I take a deep breath. My feelings of dread and anxiety are growing. Despite this angst, I know there is no stopping Mr. Jeffrey. This fifth Ride For Human Rights is about to begin, on May 23. It is an adventure for two. Jeffrey cycles only with a stuffed kangaroo, Joey.
The wind must be howling in Jeffrey’s ears pushing him to meet people in places unvisited. Talking one-on-one with people makes a difference. Many who don’t know about Human Rights First will enjoy hearing about the work Jeffrey does to save lives. Many will stop and think in new ways. Some may change their long held views about accepting refugees in times of trouble. Talking to people in their milieu about welcoming immigrants into our national melting pot is important work.
Too bad Joey can’t go alone.
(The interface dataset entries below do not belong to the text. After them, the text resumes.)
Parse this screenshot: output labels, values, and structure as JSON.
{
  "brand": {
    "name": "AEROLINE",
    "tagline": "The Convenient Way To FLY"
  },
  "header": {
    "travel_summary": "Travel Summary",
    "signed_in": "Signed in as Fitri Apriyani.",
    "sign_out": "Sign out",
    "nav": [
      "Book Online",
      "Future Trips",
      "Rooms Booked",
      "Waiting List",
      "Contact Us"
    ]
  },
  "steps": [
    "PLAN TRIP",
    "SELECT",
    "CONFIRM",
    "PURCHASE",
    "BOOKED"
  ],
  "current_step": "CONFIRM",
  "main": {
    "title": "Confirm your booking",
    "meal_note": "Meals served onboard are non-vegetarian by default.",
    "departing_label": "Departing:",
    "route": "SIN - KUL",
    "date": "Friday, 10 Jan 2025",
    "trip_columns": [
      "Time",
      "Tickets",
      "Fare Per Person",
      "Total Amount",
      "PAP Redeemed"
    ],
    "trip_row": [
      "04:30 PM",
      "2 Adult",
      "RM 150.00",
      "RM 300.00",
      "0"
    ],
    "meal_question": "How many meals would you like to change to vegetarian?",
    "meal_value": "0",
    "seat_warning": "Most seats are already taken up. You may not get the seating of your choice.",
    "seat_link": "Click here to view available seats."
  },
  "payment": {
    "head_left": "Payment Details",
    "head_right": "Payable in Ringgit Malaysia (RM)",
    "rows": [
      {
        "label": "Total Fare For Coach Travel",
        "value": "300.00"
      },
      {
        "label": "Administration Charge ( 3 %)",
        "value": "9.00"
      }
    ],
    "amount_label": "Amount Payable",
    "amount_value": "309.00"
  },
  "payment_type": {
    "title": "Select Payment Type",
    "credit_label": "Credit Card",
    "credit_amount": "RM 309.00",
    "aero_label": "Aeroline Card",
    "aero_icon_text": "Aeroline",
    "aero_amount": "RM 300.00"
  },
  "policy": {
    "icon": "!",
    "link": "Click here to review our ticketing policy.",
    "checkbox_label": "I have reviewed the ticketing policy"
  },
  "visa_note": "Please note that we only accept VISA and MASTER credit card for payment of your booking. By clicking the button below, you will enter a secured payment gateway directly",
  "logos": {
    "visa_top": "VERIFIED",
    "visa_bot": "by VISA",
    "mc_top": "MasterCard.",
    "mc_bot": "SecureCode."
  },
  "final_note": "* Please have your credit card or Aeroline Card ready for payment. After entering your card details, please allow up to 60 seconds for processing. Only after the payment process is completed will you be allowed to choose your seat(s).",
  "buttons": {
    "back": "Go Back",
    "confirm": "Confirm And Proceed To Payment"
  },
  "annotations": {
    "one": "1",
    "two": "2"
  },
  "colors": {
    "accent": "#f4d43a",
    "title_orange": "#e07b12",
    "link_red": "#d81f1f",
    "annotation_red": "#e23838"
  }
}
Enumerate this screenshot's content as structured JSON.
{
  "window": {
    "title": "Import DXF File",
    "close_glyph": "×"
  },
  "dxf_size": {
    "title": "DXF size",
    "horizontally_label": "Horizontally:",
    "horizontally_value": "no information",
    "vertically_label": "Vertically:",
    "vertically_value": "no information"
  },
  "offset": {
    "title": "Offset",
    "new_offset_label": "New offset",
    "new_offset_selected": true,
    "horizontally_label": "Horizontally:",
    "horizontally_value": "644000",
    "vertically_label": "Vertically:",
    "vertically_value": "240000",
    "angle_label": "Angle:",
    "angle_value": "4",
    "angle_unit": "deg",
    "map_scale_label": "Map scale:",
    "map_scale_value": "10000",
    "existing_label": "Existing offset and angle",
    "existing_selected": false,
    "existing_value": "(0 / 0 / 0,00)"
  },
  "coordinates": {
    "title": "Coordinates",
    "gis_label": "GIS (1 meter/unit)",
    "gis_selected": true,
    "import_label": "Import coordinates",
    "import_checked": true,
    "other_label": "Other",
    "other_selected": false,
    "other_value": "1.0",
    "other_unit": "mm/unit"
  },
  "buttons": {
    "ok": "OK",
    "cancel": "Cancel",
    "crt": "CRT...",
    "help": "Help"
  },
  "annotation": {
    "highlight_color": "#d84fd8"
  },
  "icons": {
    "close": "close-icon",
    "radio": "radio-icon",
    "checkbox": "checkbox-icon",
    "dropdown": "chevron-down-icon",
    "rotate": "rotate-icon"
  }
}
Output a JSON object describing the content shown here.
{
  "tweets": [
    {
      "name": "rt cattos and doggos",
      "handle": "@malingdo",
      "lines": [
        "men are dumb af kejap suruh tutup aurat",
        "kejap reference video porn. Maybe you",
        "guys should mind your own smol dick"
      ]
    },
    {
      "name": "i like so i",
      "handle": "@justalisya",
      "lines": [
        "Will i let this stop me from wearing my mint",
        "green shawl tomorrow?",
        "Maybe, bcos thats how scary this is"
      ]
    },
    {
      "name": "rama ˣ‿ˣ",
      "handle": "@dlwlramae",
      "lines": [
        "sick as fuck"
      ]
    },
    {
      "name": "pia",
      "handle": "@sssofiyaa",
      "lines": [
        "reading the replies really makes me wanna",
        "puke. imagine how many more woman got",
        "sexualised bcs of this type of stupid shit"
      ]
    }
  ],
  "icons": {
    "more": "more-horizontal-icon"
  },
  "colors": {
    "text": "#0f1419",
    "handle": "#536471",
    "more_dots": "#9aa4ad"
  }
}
When I met Jeffrey 40 years ago at Duke, I was impressed with his deep knowledge of history and his kind and trusting soul. Jeffrey has not been driven by the almighty dollar. His life’s work is to help make the world a better place. While I’m not a lawyer, it is the law of the land in the USA to accept as residents those with a well founded fear of persecution. It is a noble and important cause.
It will be the job of the family – me and our three adult children and their significant others – to help Jeffrey along the route. Our main tasks are to ensure that our cyclists don’t get lost, assist in finding places to stay, warn our sometimes oblivious riders about long isolated stretches without shelter, and generally to be on call for moral support.
This year we will also be prepared to rescue Jeffrey and Joey if Jeffrey’s recently broken leg gives out.
Everyone else out there can support Joey and Jeffrey by reading their daily blog, writing encouraging comments, and making a donation. Go to rideforhumanrights.com.
And please, please, drive like your family is cycling on your road.
My family is.
So happy trails Jeffrey and Joey. All of us will be waiting for your safe return.